Now that the first season of John from Cincinnati is over, it’s time to look back and try to understand any of it. Viewers who stuck with HBO’s latest drama series were understandably confused by the enigmatic dialogue and imagery that often left fans scratching their heads.
I won’t pretend to have all the answers, or even any. I doubt anyone, creator David Milch included, fully understands everything this show has done. However, I will propose three possible theories to explain what this show means. Either one is correct, none are correct, or the truth is cobbled together in several parts.
Theory 1: John is the Second Coming of Jesus Christ
This is the most obvious theory. His name, John from Cincinnati, contains the “J.C.” initials that instantly draw viewers to this conclusion. Also, the show’s recurring theme of resurrection (with John, Shaun and Zippy) strongly implies a connection to the Christ story. Also, he’s always talking about his father (or Father), and when John talks about his father’s many powers and his ability to create “big and huge,” it’s hard not to think he’s talking about God.
Much like Jesus Christ, John possesses the ability to unite people, to become a leader of men, trying to bring peace and harmony to a chaotic world. Christ died for our sins, and similarly, John attempts to absolve many people of their own crimes. He lets Vietnam Joe know what happened in the war is OK, he frees Cissy of the pain from molesting her son, he gets Barry to confront what happened to him in the motel, he lets Bill get closure with his dead wife, etc. As jimmy, one of BuddyTV’s readers, pointed out, the numbers John repeats could refer to Hebrews 9:11-14, about “The Blood of Christ” and Jesus’ sacrifices for our salvation.
The primary argument against this theory is that it’s too obvious, and we expect David Milch to have more in store. Perhaps, but it’s hard to ignore the obvious, as Occam’s Razor would tell us.
Theory 2: John is an Alien
It’s hard for me to get behind this idea, mainly because, as crazy as this show is, introducing extraterrestrials would just be too trippy. However, a decent case can be made for this notion.
First, there are John’s numerous powers and abilities. Yes, Jesus could turn water into wine and walk on water, but John’s powers seem way beyond that. He can pull anything out of his magic pants, from a platinum credit card to $15,000 for an El Camino. He also may or may not have something to do with Mitch’s levitation, which seems less spiritual and more like something out of the comic books. John can also teleport or use astral projection that may or may not make himself visible to the people he visits.
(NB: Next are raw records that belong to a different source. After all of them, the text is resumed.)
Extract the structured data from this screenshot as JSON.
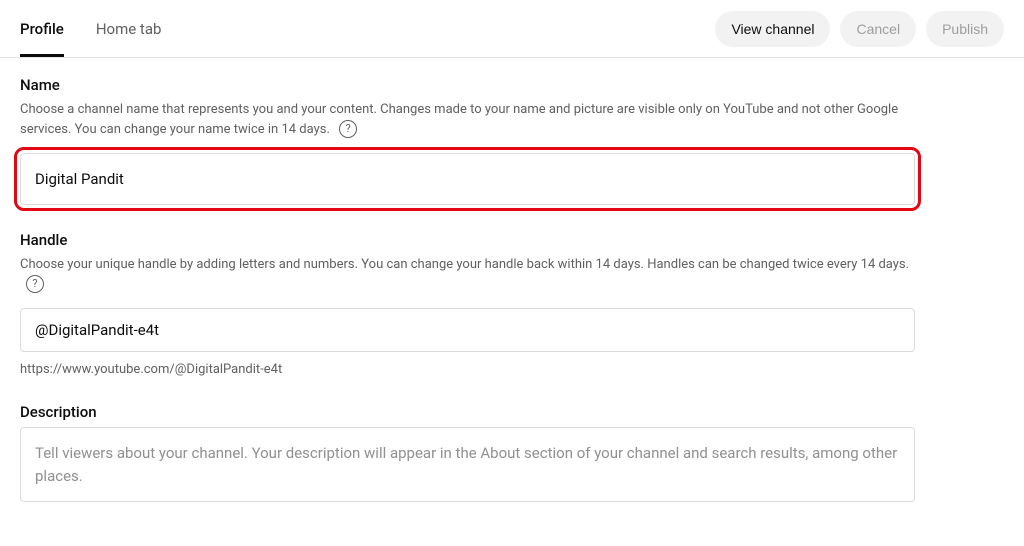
{
  "tabs": {
    "profile": "Profile",
    "home": "Home tab"
  },
  "actions": {
    "view": "View channel",
    "cancel": "Cancel",
    "publish": "Publish"
  },
  "name": {
    "title": "Name",
    "desc": "Choose a channel name that represents you and your content. Changes made to your name and picture are visible only on YouTube and not other Google services. You can change your name twice in 14 days.",
    "value": "Digital Pandit"
  },
  "handle": {
    "title": "Handle",
    "desc": "Choose your unique handle by adding letters and numbers. You can change your handle back within 14 days. Handles can be changed twice every 14 days.",
    "value": "@DigitalPandit-e4t",
    "url": "https://www.youtube.com/@DigitalPandit-e4t"
  },
  "description": {
    "title": "Description",
    "placeholder": "Tell viewers about your channel. Your description will appear in the About section of your channel and search results, among other places."
  },
  "help_glyph": "?"
}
Then you have the language barrier. For the most part, John is completely unable to communicate, as he is seemingly devoid of language. If man were made in God’s image, then, theoretically, Jesus Christ would be able to understand and speak the language. An alien, however, would only be able to mimic certain sounds and speech patterns. As for the phrases he does know, those could have been pulled from a Bible located in one of those capsules we launched into the universe.
The final evidence for this theory lies in the symbol John draws. Some on the Internet have postulated that it’s a symbol for the circularly disposed antenna array (CDAA), the giant metal cage scene in many episodes of the show, and in one of the final scenes as the Chemist stares off at it and smiles. It was part of the military base in Imperial Beach and is used to triangulate radio signals. It’s not a far leap from radio waves to alien’s receiving the message and making contact, or teleporting down. Drawing the overhead view of the array and pointing up to indicate where he came from may be hints that John arrived via flying saucer.
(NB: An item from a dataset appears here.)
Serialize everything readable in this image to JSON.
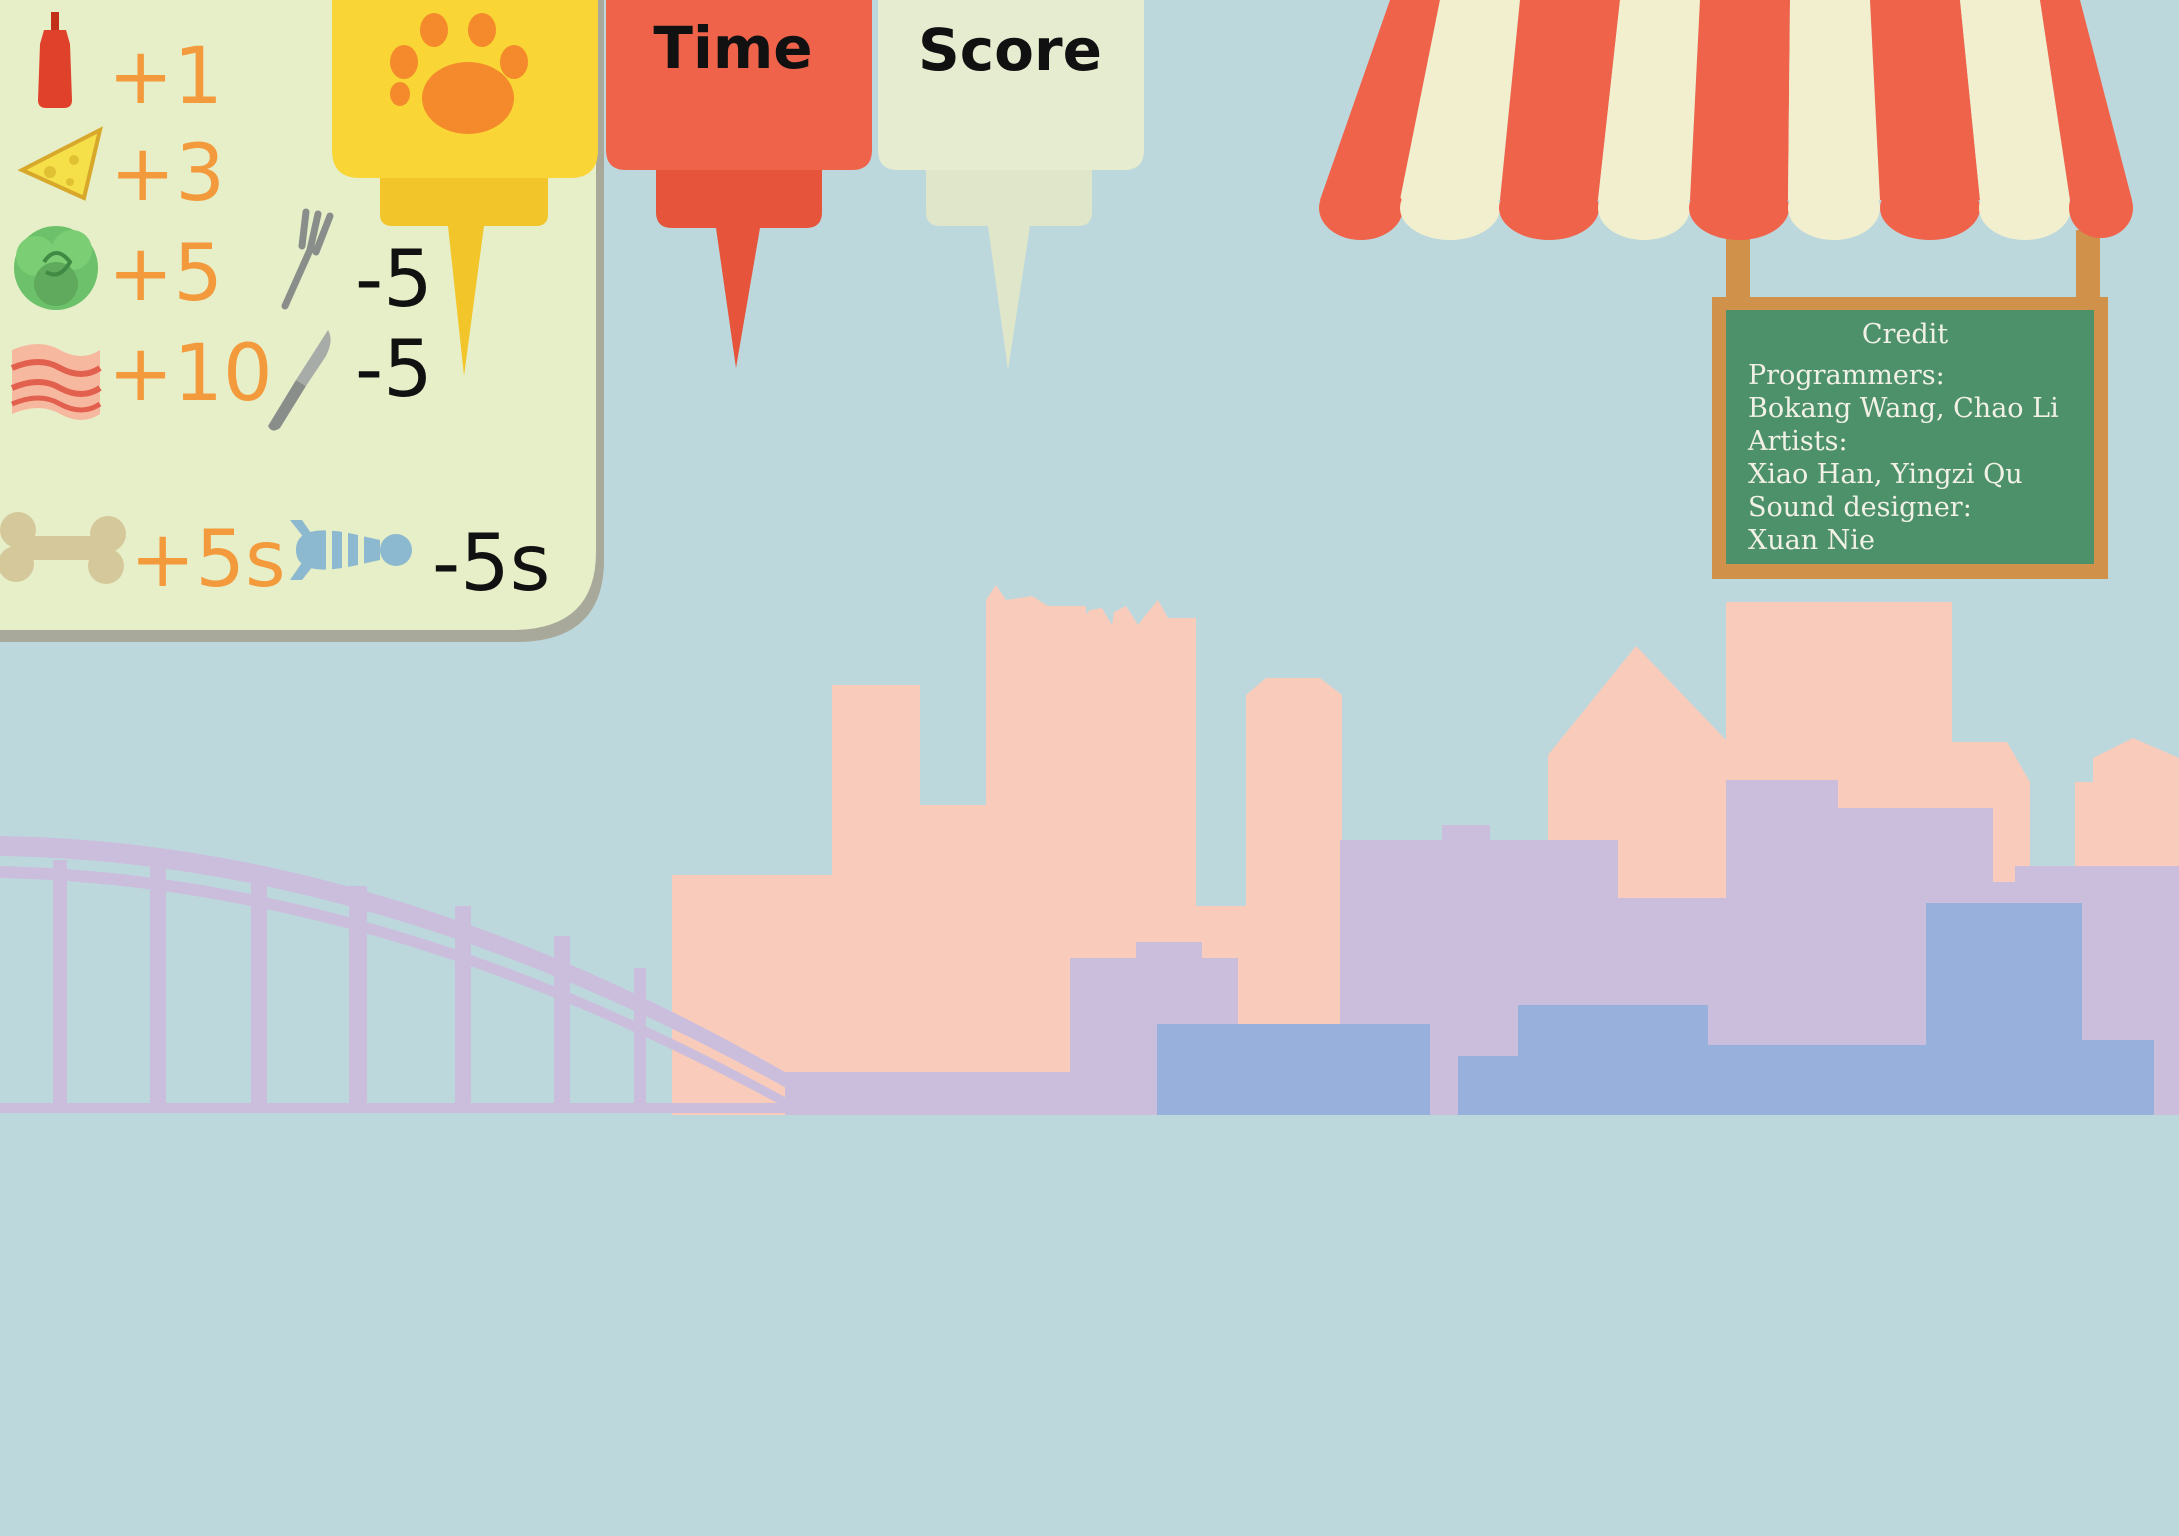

Theory 3: John is Everything
As the name suggests, this theory is sort of all encompassing. I lean towards this notion, that John is a human representation of God, the Earth, mankind, and everything else in existence. According to Merriam-Webster, John’s last name, Monad, means “an elementary individual substance which reflects the order of the world and from which material properties are derived.” This seems like a pretty good description of who he is. John Monad is the Big Bang, the thing from which everything else gets its energy.
Think about it: the magic pants he wears are just proof that he is everything, and that whatever he wants is suddenly there. He can channel Bill’s dead wife and can repeat the Stinkweed owner’s conversations, because John is everyone and everywhere. When he gets punched in the second episode, it’s followed by the earthquake that breaks Shaun’s neck. John is connected to the Earth.
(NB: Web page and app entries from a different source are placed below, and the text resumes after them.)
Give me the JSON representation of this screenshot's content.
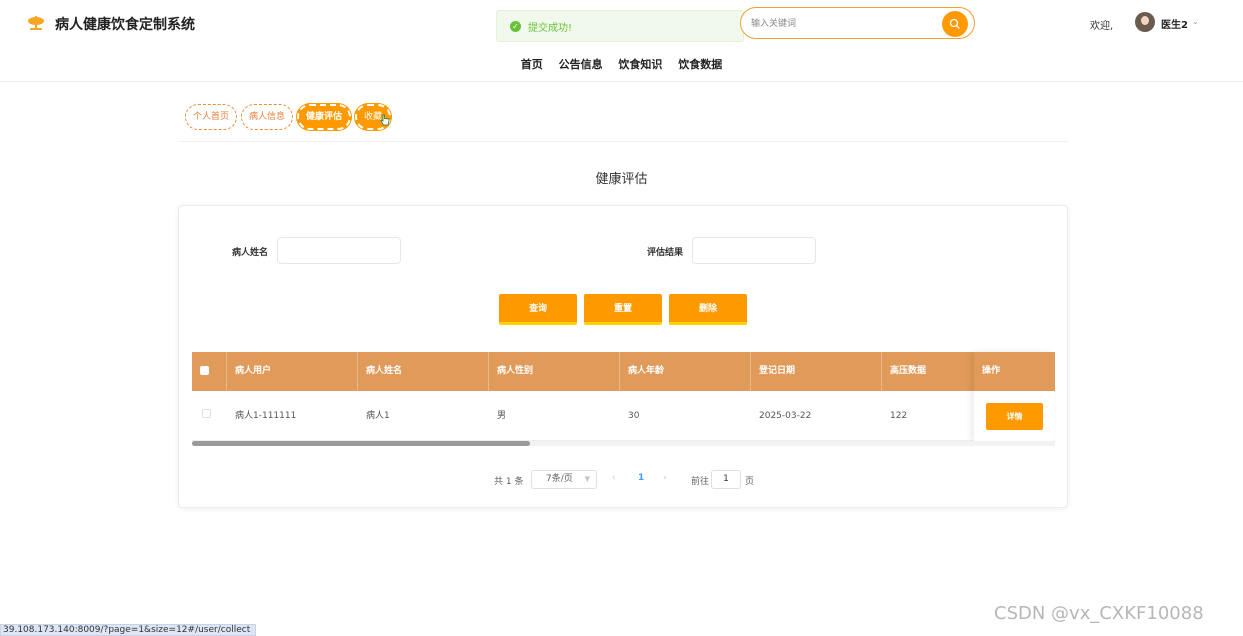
{
  "header": {
    "app_title": "病人健康饮食定制系统",
    "toast": "提交成功!",
    "search_placeholder": "输入关键词",
    "welcome": "欢迎,",
    "username": "医生2",
    "user_chevron": "⌄"
  },
  "nav": [
    "首页",
    "公告信息",
    "饮食知识",
    "饮食数据"
  ],
  "tabs": [
    "个人首页",
    "病人信息",
    "健康评估",
    "收藏"
  ],
  "page_title": "健康评估",
  "filters": {
    "patient_name_label": "病人姓名",
    "result_label": "评估结果"
  },
  "buttons": {
    "query": "查询",
    "reset": "重置",
    "delete": "删除"
  },
  "table": {
    "headers": [
      "病人用户",
      "病人姓名",
      "病人性别",
      "病人年龄",
      "登记日期",
      "高压数据",
      "操作"
    ],
    "rows": [
      [
        "病人1-111111",
        "病人1",
        "男",
        "30",
        "2025-03-22",
        "122"
      ]
    ],
    "detail_label": "详情"
  },
  "pagination": {
    "total": "共 1 条",
    "page_size": "7条/页",
    "current": "1",
    "goto": "前往",
    "goto_value": "1",
    "page_unit": "页"
  },
  "status_url": "39.108.173.140:8009/?page=1&size=12#/user/collect",
  "watermark": "CSDN @vx_CXKF10088",
  "colors": {
    "accent": "#ff9900",
    "table_header": "#e09a5a",
    "success": "#67c23a"
  }
}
This theory is probably the best because it incorporates the other possible theories. John isn’t just Jesus or an alien, he is both and so much more. As he said in the final episode, his mother is his father, and his father’s father is the same as his father, because it’s all connected, it’s all the same, it’s all a part of him. Linc determined that John was “the end,” and that he was near, but John is also the beginning and the middle.
Or not. These are just three possible theories, though there is undoubtedly a whole lot more to figure out. How did the image from Cass’ camera get onto Dwayne’s computer? Alien technology? Jesus magic? John is the waves that sent the signal? I suppose it’s unfair to have a theory that John is everything, because it can be used to answer any question. What’s your theory? Together, maybe, we can figure this show out.
-John Kubicek, BuddyTV Senior Writer
(Image courtesy of HBO)